The flu season has hit with a vengeance this year; worst in more than a decade by most reports.
The media, doctors, drug stores et all, are clamoring even more than usual that we get our flu shots. Why is this our “go-to” solution? Whether you believe because it works, or because there’s money to be made, I think the answer lies somewhere in between.
What’s so wrong with the flu shot? Many a paper, study, and report have been written on the topic. It’s controversial with strong beliefs on both sides of the fence.
From Dr. Joseph Mercola: “To speed up flu vaccine production, the US FDA has approved a new insect-based, genetically engineered flu vaccine, as well as vaccines grown in cultures of dog kidney cells rather than eggs. And while mainstream media claims the flu vaccine is working well this year, a recent review of published research shows flu vaccines are ineffective at best, and produce neurological complications at worst, while having no effect at all on hospitalizations or working days lost.”
Additionally, many vaccinations contain mercury, formaldehyde, and aluminum as preservatives. Do we really want these ingredients in our body?
The best way to beat the flu is a strong immune system, achieved among other ways by:
- Reducing consumption of sugar and processed foods (they’re dead food devoid of nutrition)
- Drinking plenty of water
- Getting a good eight hours of sleep a day
- Eating foods rich in antioxidants (fruits, vegetables and dark leafy greens)
- Exercising regularly
- Washing your hands
- Staying away from hospitals
In the past 60 years, vaccinations have taken the medical community by storm. In the 1950s, doctors only recommended five vaccinations. Since then, the number of recommended vaccines has more than doubled. Now doctors are encouraging people to get 14 vaccinations. This would not be so startling were it not for the fact that the government is starting to require that students attending any public or private school get vaccinated.
The increase in vaccinations in this decade may be making the United States as a whole less healthy as studies are beginning to suggest that excess vaccination has a possible correlation to health related issues.
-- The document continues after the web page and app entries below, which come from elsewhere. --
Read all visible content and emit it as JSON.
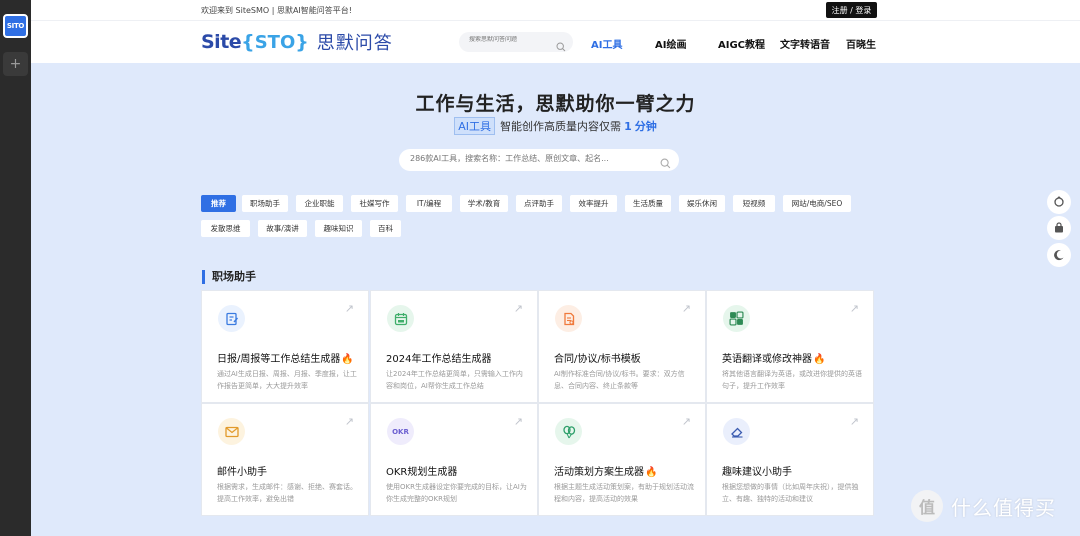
{
  "rail": {
    "active_label": "SITO",
    "add_label": "+"
  },
  "topbar": {
    "welcome": "欢迎来到 SiteSMO | 思默AI智能问答平台!",
    "login": "注册 / 登录"
  },
  "navbar": {
    "logo_site": "Site",
    "logo_brace_open": "{",
    "logo_sto": "STO",
    "logo_brace_close": "}",
    "logo_cn": "思默问答",
    "search_placeholder": "搜索思默问答问题",
    "links": [
      "AI工具",
      "AI绘画",
      "AIGC教程",
      "文字转语音",
      "百晓生"
    ]
  },
  "hero": {
    "title": "工作与生活，思默助你一臂之力",
    "tag": "AI工具",
    "sub_text": "智能创作高质量内容仅需",
    "sub_num": "1",
    "sub_unit": "分钟",
    "search_placeholder": "286款AI工具，搜索名称：工作总结、原创文章、起名..."
  },
  "categories": [
    "推荐",
    "职场助手",
    "企业职能",
    "社媒写作",
    "IT/编程",
    "学术/教育",
    "点评助手",
    "效率提升",
    "生活质量",
    "娱乐休闲",
    "短视频",
    "网站/电商/SEO",
    "发散思维",
    "故事/演讲",
    "趣味知识",
    "百科"
  ],
  "section": {
    "title": "职场助手"
  },
  "cards": [
    {
      "title": "日报/周报等工作总结生成器",
      "fire": true,
      "desc": "通过AI生成日报、周报、月报、季度报，让工作报告更简单，大大提升效率",
      "icon": "edit-doc-icon",
      "color": "#3a7be0",
      "bg": "#eaf2fe"
    },
    {
      "title": "2024年工作总结生成器",
      "fire": false,
      "desc": "让2024年工作总结更简单，只需输入工作内容和岗位，AI帮你生成工作总结",
      "icon": "calendar-icon",
      "color": "#3fae6a",
      "bg": "#e6f6ec"
    },
    {
      "title": "合同/协议/标书模板",
      "fire": false,
      "desc": "AI制作标准合同/协议/标书。要求：双方信息、合同内容、终止条款等",
      "icon": "contract-doc-icon",
      "color": "#f07a3c",
      "bg": "#fdeee4"
    },
    {
      "title": "英语翻译或修改神器",
      "fire": true,
      "desc": "将其他语言翻译为英语，或改进你提供的英语句子，提升工作效率",
      "icon": "translate-icon",
      "color": "#2e8b55",
      "bg": "#e6f6ec"
    },
    {
      "title": "邮件小助手",
      "fire": false,
      "desc": "根据需求，生成邮件：感谢、拒绝、赛套话。提高工作效率，避免出错",
      "icon": "mail-icon",
      "color": "#e29a2a",
      "bg": "#fdf3df"
    },
    {
      "title": "OKR规划生成器",
      "fire": false,
      "desc": "使用OKR生成器设定你要完成的目标，让AI为你生成完整的OKR规划",
      "icon": "okr-icon",
      "color": "#6b5fd0",
      "bg": "#efecfc",
      "icon_text": "OKR"
    },
    {
      "title": "活动策划方案生成器",
      "fire": true,
      "desc": "根据主题生成活动策划案，有助于规划活动流程和内容，提高活动的效果",
      "icon": "balloon-icon",
      "color": "#2e9f6a",
      "bg": "#e6f6ec"
    },
    {
      "title": "趣味建议小助手",
      "fire": false,
      "desc": "根据您想做的事情（比如周年庆祝），提供独立、有趣、独特的活动和建议",
      "icon": "eraser-icon",
      "color": "#3a5bb0",
      "bg": "#eaeffc"
    }
  ],
  "watermark": {
    "symbol": "值",
    "text": "什么值得买"
  }
}
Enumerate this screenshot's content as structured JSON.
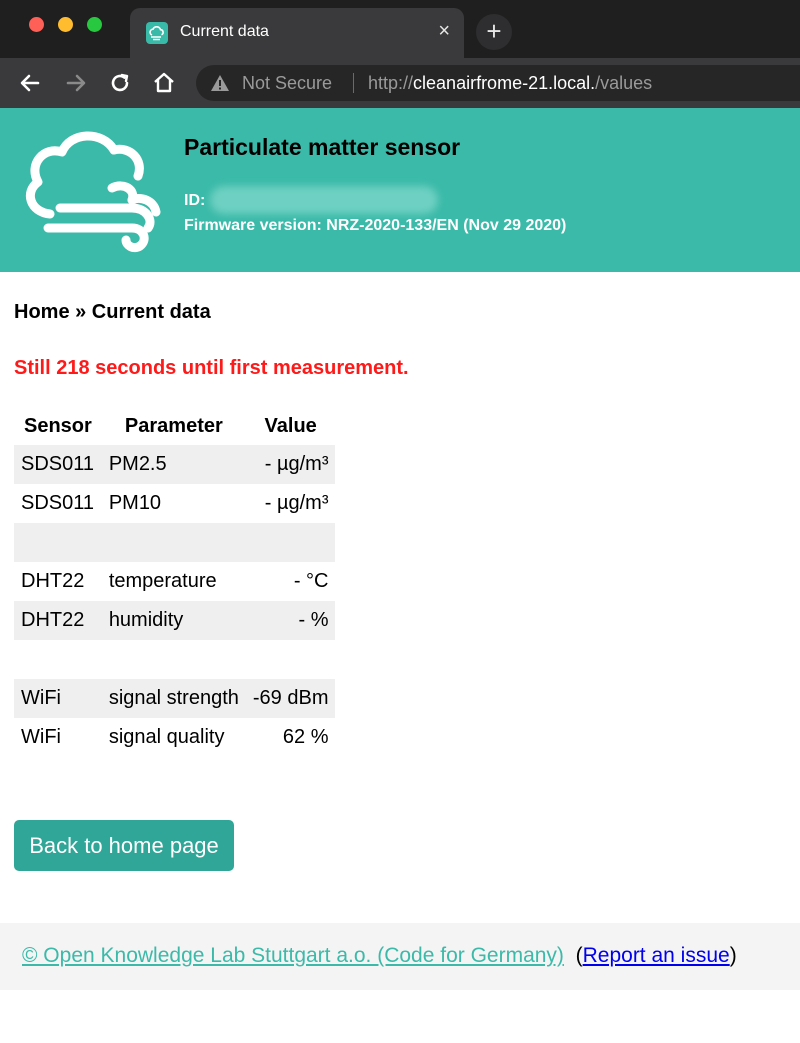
{
  "browser": {
    "tab_title": "Current data",
    "tab_close": "×",
    "new_tab": "+",
    "security_label": "Not Secure",
    "url_scheme": "http://",
    "url_host": "cleanairfrome-21.local.",
    "url_path": "/values"
  },
  "header": {
    "title": "Particulate matter sensor",
    "id_label": "ID:",
    "firmware": "Firmware version: NRZ-2020-133/EN (Nov 29 2020)"
  },
  "breadcrumb": "Home » Current data",
  "notice": "Still 218 seconds until first measurement.",
  "table": {
    "headers": [
      "Sensor",
      "Parameter",
      "Value"
    ],
    "rows": [
      [
        "SDS011",
        "PM2.5",
        "- µg/m³"
      ],
      [
        "SDS011",
        "PM10",
        "- µg/m³"
      ],
      [
        "",
        "",
        ""
      ],
      [
        "DHT22",
        "temperature",
        "- °C"
      ],
      [
        "DHT22",
        "humidity",
        "- %"
      ],
      [
        "",
        "",
        ""
      ],
      [
        "WiFi",
        "signal strength",
        "-69 dBm"
      ],
      [
        "WiFi",
        "signal quality",
        "62 %"
      ]
    ]
  },
  "back_button": "Back to home page",
  "footer": {
    "credit": "© Open Knowledge Lab Stuttgart a.o. (Code for Germany)",
    "open_paren": "(",
    "report": "Report an issue",
    "close_paren": ")"
  },
  "colors": {
    "header_bg": "#3bbaa9",
    "button_bg": "#2fa697",
    "notice_red": "#ff1a1a",
    "link_blue": "#0000ee"
  }
}
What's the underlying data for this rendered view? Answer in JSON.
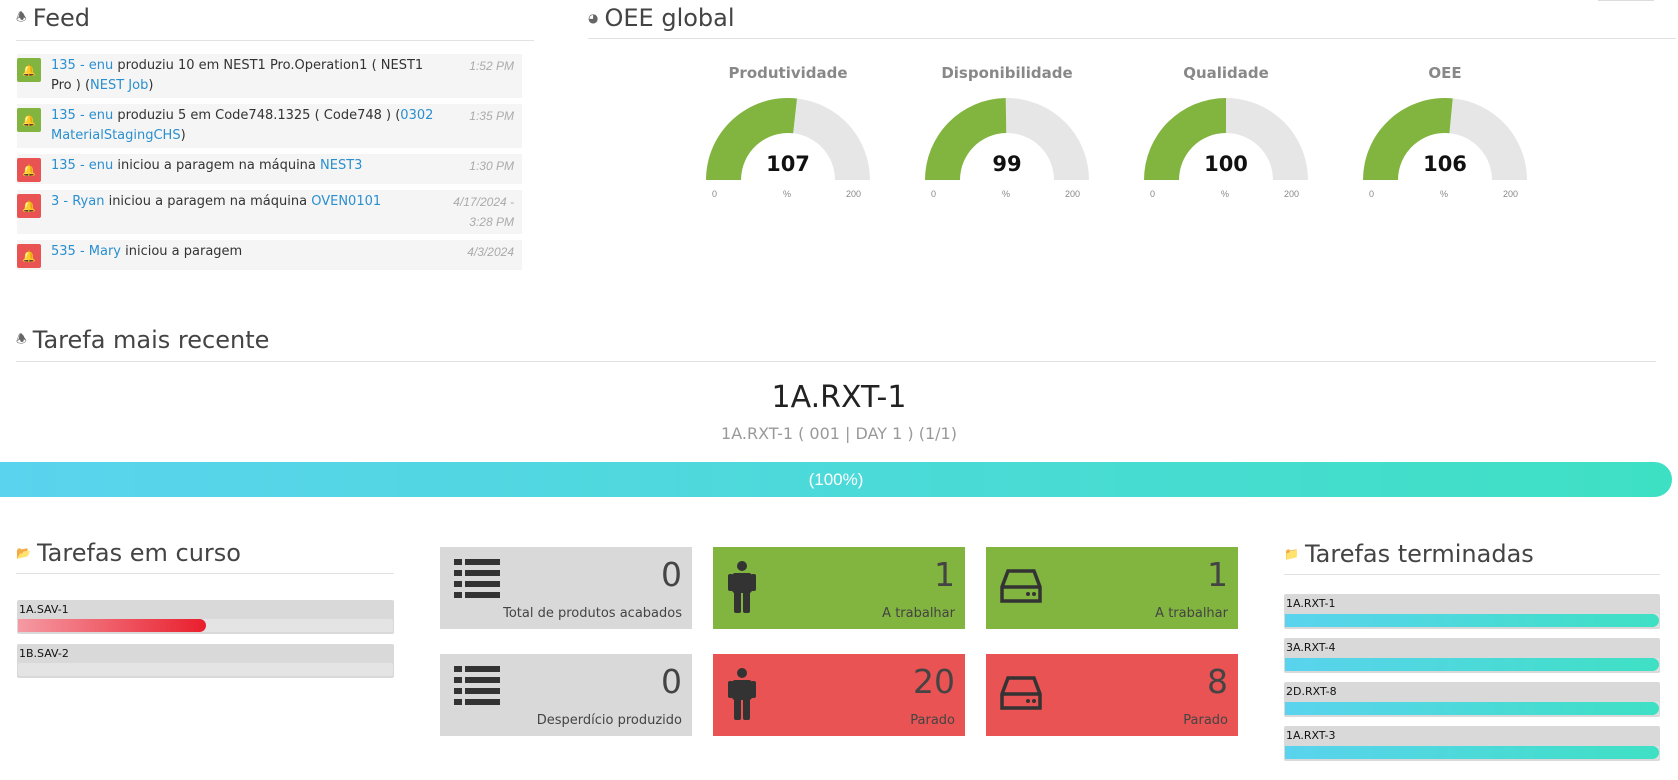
{
  "feed": {
    "title": "Feed",
    "icon": "bell-icon",
    "items": [
      {
        "type": "green",
        "who": "135 - enu",
        "text": " produziu 10 em NEST1 Pro.Operation1 ( NEST1 Pro ) (",
        "link": "NEST Job",
        "tail": ")",
        "time": "1:52 PM"
      },
      {
        "type": "green",
        "who": "135 - enu",
        "text": " produziu 5 em Code748.1325 ( Code748 ) (",
        "link": "0302 MaterialStagingCHS",
        "tail": ")",
        "time": "1:35 PM"
      },
      {
        "type": "red",
        "who": "135 - enu",
        "text": " iniciou a paragem na máquina ",
        "link": "NEST3",
        "tail": "",
        "time": "1:30 PM"
      },
      {
        "type": "red",
        "who": "3 - Ryan",
        "text": " iniciou a paragem na máquina ",
        "link": "OVEN0101",
        "tail": "",
        "time": "4/17/2024 - 3:28 PM"
      },
      {
        "type": "red",
        "who": "535 - Mary",
        "text": " iniciou a paragem",
        "link": "",
        "tail": "",
        "time": "4/3/2024"
      }
    ]
  },
  "oee": {
    "title": "OEE global",
    "icon": "dashboard-icon",
    "max": 200,
    "min": 0,
    "unit": "%",
    "gauges": [
      {
        "label": "Produtividade",
        "value": 107
      },
      {
        "label": "Disponibilidade",
        "value": 99
      },
      {
        "label": "Qualidade",
        "value": 100
      },
      {
        "label": "OEE",
        "value": 106
      }
    ],
    "color_fill": "#82b440",
    "color_track": "#e6e6e6"
  },
  "recent": {
    "title": "Tarefa mais recente",
    "icon": "bell-icon",
    "task": "1A.RXT-1",
    "subtitle": "1A.RXT-1 ( 001 | DAY 1 ) (1/1)",
    "progress_label": "(100%)",
    "progress": 100
  },
  "in_progress": {
    "title": "Tarefas em curso",
    "icon": "folder-open-icon",
    "items": [
      {
        "label": "1A.SAV-1",
        "progress": 0.5
      },
      {
        "label": "1B.SAV-2",
        "progress": 0
      }
    ]
  },
  "tiles": [
    {
      "value": "0",
      "caption": "Total de produtos acabados",
      "color": "grey",
      "icon": "list-icon"
    },
    {
      "value": "1",
      "caption": "A trabalhar",
      "color": "green",
      "icon": "person-icon"
    },
    {
      "value": "1",
      "caption": "A trabalhar",
      "color": "green",
      "icon": "hard-drive-icon"
    },
    {
      "value": "0",
      "caption": "Desperdício produzido",
      "color": "grey",
      "icon": "list-icon"
    },
    {
      "value": "20",
      "caption": "Parado",
      "color": "red",
      "icon": "person-icon"
    },
    {
      "value": "8",
      "caption": "Parado",
      "color": "red",
      "icon": "hard-drive-icon"
    }
  ],
  "done": {
    "title": "Tarefas terminadas",
    "icon": "folder-icon",
    "items": [
      {
        "label": "1A.RXT-1",
        "progress": 1
      },
      {
        "label": "3A.RXT-4",
        "progress": 1
      },
      {
        "label": "2D.RXT-8",
        "progress": 1
      },
      {
        "label": "1A.RXT-3",
        "progress": 1
      }
    ]
  }
}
“In 1950, before routine vaccinations became a reality, the United States had the third lowest infant mortality rate in the world. By 1986, the U.S. infant mortality rate dropped to 17th place and by 1995 the U.S. had fallen further to 24th place.”
Not only have the infant mortality rates in the U.S. increased, there is evidence that many health conditions, such as allergies, asthma, ADHD and autism are more common in vaccinated children than unvaccinated children.
If you’re interested in learning more about vaccinations and immunizations for your children, check out The Sanctity of Human Blood by Dr. Tim O'Shea. It breaks down the diseases by category so you can make a more informed choice regarding specific vaccinations or immunization in general.